====== Available data ======

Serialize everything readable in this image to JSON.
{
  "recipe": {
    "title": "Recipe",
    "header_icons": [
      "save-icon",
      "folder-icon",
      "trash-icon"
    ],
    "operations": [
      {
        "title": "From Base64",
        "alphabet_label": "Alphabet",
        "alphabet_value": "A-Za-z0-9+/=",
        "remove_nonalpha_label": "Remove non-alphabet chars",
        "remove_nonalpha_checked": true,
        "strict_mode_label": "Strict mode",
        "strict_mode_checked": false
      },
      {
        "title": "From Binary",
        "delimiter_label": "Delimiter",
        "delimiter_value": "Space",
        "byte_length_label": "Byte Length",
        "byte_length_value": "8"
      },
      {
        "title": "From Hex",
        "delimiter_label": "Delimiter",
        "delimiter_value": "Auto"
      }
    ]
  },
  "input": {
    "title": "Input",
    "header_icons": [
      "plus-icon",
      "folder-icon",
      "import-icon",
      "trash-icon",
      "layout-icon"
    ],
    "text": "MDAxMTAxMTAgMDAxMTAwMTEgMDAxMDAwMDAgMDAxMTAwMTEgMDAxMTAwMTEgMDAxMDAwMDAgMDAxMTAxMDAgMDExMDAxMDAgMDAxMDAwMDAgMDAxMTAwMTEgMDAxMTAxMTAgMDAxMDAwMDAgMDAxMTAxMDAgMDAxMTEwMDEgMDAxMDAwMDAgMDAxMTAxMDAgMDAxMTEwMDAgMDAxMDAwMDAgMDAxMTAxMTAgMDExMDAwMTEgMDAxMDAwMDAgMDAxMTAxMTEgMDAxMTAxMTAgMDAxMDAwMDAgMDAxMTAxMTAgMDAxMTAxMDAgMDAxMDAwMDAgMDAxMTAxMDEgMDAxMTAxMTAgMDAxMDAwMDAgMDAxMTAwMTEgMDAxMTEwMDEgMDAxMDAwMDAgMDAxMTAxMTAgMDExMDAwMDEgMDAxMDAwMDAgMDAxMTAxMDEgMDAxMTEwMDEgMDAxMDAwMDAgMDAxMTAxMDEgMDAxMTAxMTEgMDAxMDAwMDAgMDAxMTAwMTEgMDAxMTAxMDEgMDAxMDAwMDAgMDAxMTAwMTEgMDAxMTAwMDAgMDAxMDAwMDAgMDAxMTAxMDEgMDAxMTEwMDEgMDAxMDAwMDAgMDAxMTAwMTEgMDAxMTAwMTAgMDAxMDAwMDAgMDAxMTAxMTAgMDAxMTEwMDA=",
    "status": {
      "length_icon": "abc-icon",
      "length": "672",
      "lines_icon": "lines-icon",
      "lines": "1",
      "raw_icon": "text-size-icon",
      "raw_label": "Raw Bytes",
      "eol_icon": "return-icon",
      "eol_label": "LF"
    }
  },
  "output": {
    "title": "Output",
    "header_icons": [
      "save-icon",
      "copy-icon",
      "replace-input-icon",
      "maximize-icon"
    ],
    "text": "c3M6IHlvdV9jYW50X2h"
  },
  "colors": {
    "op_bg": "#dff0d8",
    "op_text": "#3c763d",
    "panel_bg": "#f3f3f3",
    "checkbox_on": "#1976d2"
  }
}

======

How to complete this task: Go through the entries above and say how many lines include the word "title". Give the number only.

Answer area: 6